Hundreds of laborers, advocates and elected officials gathered in Lower Manhattan for a May Day rally and march on Monday. Also known as Workers Day — each year, on May first, workers around the world celebrate the historic struggles and accomplishments of workers and the labor movement.
“I am a professional nanny with 17 years of experience in New York City,” Meches Rosales Mopin said.
Since the pandemic began, Mopin says making ends meet as a nanny has gotten extremely difficult.
“They want to pay less than what we used to get before the pandemic,” she said.
She says she is grateful that she has a two-income household. Her husband helps with expenses like health insurance.
Many domestic workers, however, say they live without healthcare or unemployment benefits.
“People that doesn’t have insurance, we go to the free clinics,” Mopin said. “We use the free clinics and we pay out of pocket.”
She is part of the New York City Coalition for Domestic Workers, which includes private maids and home health attendants.
They joined hundreds of workers from across the labor force for a May Day rally and march in Lower Manhattan Monday.
While celebrating the history of the labor movement, they gathered in Washington Square Park in the morning with a list of specific demands for lawmakers, including an increase in the minimum wage and better unemployment benefits.
“I’m one of many laid-off workers in the media and tech industry,” Evan Kleinman said.
The video producer among the thousands of workers in the tech and media industries who’ve been laid off in recent months. He said he is having trouble supporting his family of three.
“The unemployment rate should be much higher. Right now it’s only $507 dollars a week,” Kleinman said. “It’s very low if you want to live on New York City.”
Many workers say they want to see the Secure Jobs Act passed, introduced by Councilmember Tiffany Caban. It would prohibit employers from firing workers without a just cause.
Tiffany Munroe, who is part of the group, Caribbean Equality Project, says she’s been discriminated against at a warehouse job for being a trans woman before being fired in 2021.
“Passing the secure jobs at would protect not only everyone, all workers, it’ll definitely protect, too, the LGBTQ undocumented workers,” Munroe said.
The City Council is still considering the legislation. And Rosales Mopin hopes that consideration is swayed by Monday’s action.
“Be on the right side of history and protect workers because we make New York City go around,” Mopin said. “Especially domestic workers. We are at home and you can have your American Dream.”

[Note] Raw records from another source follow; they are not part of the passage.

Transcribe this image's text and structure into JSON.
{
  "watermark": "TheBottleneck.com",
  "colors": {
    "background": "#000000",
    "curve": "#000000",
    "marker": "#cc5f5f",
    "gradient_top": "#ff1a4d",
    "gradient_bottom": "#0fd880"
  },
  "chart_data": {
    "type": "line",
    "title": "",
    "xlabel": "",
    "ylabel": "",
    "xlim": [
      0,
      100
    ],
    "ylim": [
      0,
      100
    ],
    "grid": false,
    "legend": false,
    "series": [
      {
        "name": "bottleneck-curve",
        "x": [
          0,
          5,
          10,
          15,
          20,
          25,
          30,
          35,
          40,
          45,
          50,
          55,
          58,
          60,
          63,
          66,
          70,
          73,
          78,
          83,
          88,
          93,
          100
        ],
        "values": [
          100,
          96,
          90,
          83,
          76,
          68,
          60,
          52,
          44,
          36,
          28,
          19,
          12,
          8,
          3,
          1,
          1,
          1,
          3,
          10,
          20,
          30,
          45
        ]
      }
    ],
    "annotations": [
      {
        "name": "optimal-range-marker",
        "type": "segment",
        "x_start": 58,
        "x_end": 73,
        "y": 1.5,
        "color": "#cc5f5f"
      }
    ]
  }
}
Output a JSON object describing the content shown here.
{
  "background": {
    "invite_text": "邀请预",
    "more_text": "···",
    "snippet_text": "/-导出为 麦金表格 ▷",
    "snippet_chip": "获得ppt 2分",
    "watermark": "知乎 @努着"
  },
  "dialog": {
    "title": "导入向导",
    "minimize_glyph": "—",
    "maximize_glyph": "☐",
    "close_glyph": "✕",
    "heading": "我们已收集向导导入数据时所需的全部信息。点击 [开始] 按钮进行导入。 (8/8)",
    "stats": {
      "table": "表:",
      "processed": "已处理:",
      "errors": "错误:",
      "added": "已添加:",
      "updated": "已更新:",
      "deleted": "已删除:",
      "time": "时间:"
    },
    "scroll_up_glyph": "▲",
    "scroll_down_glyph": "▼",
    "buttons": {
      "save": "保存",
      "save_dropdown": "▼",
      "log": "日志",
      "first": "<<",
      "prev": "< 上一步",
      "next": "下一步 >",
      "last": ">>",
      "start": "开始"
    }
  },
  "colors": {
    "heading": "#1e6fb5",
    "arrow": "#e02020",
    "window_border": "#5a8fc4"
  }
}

In 2021, the City Council passes a law requiring bosses to have just cause for firing fast-food workers. Supporters of the Secure Jobs Act want those protections extended to all workers.
Last week Gov. Hochul announced a framework to deal with both houses of the state legislature for her 229-billion-dollar state budget. That version includes an increase in the minimum wage — one of the demands May Day protesters made.